● WHAT YOU NEED TO DO
Look through the lines below for the word "when", and copy every line that has it.

[EXERCISE DATA — start]

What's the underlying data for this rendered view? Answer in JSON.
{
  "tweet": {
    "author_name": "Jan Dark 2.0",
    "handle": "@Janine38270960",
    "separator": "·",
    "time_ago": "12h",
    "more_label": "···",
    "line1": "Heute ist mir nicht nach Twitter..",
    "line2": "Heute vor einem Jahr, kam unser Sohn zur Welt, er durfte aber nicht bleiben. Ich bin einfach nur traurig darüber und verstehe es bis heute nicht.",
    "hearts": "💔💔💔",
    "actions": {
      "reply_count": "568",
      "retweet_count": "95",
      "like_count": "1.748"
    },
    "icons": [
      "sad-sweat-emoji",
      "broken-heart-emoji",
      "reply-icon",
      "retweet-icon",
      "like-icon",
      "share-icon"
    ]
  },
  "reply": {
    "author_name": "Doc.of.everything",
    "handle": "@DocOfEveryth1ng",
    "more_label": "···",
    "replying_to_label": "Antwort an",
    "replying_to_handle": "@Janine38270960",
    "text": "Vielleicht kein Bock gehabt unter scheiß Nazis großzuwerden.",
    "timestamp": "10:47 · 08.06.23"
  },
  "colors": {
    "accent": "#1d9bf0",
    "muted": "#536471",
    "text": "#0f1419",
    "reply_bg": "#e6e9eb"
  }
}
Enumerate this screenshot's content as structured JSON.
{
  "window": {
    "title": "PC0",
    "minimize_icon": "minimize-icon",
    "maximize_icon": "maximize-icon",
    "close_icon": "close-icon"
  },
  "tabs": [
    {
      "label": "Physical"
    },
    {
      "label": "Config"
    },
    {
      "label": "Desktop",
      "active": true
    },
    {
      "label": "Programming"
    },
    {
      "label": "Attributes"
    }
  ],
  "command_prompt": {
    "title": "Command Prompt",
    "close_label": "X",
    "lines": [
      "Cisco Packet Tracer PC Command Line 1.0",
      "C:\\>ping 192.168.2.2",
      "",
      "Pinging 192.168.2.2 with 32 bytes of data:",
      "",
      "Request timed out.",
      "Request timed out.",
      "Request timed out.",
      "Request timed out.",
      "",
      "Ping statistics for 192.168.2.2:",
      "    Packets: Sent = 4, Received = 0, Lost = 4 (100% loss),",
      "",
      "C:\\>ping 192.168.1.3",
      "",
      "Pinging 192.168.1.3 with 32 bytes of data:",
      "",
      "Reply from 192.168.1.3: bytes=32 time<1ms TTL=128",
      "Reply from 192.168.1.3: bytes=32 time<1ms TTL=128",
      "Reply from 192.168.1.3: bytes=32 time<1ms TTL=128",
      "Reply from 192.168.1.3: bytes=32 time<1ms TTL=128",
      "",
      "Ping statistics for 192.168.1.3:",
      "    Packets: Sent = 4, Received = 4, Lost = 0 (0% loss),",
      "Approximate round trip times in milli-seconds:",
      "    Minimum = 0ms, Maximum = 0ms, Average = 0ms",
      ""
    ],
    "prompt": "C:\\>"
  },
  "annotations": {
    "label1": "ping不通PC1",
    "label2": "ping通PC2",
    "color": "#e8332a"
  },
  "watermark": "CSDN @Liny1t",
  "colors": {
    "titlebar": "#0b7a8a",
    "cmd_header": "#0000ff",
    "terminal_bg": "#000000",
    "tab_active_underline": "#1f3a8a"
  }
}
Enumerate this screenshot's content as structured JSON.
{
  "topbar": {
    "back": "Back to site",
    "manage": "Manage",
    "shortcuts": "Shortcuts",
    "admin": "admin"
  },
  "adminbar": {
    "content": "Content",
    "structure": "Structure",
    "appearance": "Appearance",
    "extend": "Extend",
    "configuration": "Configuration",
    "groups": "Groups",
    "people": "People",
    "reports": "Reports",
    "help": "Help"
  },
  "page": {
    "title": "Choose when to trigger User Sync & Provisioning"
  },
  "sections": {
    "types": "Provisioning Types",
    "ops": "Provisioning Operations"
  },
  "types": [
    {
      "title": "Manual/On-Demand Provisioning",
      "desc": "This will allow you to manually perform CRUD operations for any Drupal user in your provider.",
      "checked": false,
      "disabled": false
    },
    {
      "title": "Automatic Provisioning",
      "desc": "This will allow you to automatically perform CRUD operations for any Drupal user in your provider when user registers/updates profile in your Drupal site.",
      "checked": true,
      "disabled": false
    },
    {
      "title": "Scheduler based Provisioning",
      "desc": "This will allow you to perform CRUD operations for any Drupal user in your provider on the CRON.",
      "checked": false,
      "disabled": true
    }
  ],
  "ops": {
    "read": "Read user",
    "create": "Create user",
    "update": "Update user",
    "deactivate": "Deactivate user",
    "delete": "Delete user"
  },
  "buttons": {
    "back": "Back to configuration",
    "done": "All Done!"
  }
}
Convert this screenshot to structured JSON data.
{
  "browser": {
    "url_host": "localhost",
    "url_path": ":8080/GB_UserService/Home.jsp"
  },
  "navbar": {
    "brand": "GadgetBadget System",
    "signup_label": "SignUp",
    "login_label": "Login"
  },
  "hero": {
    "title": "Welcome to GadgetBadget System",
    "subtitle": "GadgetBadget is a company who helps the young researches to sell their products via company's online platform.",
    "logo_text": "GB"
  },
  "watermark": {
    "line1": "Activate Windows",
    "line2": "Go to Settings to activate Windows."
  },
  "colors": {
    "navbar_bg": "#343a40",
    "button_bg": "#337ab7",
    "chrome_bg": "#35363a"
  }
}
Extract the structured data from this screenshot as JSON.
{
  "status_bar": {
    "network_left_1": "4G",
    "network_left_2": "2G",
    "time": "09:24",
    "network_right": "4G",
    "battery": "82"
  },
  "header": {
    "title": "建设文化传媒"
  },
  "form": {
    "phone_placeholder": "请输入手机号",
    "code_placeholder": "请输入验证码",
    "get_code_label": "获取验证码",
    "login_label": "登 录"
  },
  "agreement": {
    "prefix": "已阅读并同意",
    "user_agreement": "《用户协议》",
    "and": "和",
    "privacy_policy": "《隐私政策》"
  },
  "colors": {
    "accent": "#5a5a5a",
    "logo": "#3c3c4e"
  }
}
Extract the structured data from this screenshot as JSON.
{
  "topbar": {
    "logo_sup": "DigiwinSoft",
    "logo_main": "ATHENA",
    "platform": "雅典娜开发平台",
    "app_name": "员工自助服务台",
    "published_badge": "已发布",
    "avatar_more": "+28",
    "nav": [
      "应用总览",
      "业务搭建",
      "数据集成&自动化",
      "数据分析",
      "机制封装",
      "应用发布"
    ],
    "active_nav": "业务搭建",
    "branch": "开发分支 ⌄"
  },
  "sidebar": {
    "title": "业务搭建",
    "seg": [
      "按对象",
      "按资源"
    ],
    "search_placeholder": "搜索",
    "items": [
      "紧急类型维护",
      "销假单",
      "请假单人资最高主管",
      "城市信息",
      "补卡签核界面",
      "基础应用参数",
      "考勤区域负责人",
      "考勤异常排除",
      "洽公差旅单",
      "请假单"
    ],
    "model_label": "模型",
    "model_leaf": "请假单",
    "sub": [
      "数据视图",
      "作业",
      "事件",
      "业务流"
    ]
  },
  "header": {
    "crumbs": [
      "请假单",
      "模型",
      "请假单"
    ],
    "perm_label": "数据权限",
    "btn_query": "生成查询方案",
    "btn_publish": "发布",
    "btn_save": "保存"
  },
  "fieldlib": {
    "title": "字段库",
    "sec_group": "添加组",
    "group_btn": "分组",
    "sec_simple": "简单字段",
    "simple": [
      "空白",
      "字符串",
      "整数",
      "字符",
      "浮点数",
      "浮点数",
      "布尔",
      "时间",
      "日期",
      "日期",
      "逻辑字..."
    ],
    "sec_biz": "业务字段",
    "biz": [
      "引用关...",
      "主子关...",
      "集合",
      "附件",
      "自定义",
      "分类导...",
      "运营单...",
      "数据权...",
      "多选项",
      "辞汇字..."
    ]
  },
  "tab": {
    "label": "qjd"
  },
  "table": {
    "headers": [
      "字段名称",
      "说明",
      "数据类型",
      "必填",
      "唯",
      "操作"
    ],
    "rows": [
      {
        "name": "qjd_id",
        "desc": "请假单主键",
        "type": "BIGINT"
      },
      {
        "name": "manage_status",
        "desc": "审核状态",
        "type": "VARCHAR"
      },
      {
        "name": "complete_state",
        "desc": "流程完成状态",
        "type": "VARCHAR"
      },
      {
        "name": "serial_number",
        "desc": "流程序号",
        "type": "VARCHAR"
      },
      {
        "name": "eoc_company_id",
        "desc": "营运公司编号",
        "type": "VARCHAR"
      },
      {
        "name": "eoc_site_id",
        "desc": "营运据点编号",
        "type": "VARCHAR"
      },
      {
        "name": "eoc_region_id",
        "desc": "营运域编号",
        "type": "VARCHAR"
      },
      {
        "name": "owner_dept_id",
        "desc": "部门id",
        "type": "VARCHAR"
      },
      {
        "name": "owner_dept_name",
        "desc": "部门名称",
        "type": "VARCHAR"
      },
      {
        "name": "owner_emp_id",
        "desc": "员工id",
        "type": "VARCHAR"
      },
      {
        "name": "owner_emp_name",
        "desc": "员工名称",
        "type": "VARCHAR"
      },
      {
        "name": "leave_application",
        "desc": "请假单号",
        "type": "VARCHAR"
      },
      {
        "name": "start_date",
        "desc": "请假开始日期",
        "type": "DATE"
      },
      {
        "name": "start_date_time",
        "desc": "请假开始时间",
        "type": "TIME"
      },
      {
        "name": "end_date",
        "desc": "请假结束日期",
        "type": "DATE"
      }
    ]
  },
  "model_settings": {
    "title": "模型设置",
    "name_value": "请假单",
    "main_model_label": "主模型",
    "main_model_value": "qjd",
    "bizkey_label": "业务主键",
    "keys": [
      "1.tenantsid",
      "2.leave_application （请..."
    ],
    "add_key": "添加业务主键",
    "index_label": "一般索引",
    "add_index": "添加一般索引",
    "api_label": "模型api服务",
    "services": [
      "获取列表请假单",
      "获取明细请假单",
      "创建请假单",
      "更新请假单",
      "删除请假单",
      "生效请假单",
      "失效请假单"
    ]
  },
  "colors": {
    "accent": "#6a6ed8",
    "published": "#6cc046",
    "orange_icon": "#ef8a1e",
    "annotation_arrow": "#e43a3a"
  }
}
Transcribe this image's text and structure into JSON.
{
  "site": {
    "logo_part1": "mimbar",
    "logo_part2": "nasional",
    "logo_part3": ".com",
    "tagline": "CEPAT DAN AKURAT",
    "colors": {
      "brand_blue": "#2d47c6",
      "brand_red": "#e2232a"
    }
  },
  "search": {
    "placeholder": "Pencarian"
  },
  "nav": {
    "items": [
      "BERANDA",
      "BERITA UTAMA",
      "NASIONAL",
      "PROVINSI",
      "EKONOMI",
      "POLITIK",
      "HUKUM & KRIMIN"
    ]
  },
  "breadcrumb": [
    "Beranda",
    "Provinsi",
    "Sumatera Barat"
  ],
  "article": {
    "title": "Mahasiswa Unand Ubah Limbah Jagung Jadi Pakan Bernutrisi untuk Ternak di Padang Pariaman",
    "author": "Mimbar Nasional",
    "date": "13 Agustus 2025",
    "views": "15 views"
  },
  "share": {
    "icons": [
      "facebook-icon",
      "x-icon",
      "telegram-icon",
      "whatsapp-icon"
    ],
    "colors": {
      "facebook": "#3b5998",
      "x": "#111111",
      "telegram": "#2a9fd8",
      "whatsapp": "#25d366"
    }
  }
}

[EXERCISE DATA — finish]

● WORKED SOLUTION
    "title": "Choose when to trigger User Sync & Provisioning"
      "desc": "This will allow you to automatically perform CRUD operations for any Drupal user in your provider when user registers/updates profile in your Drupal site.",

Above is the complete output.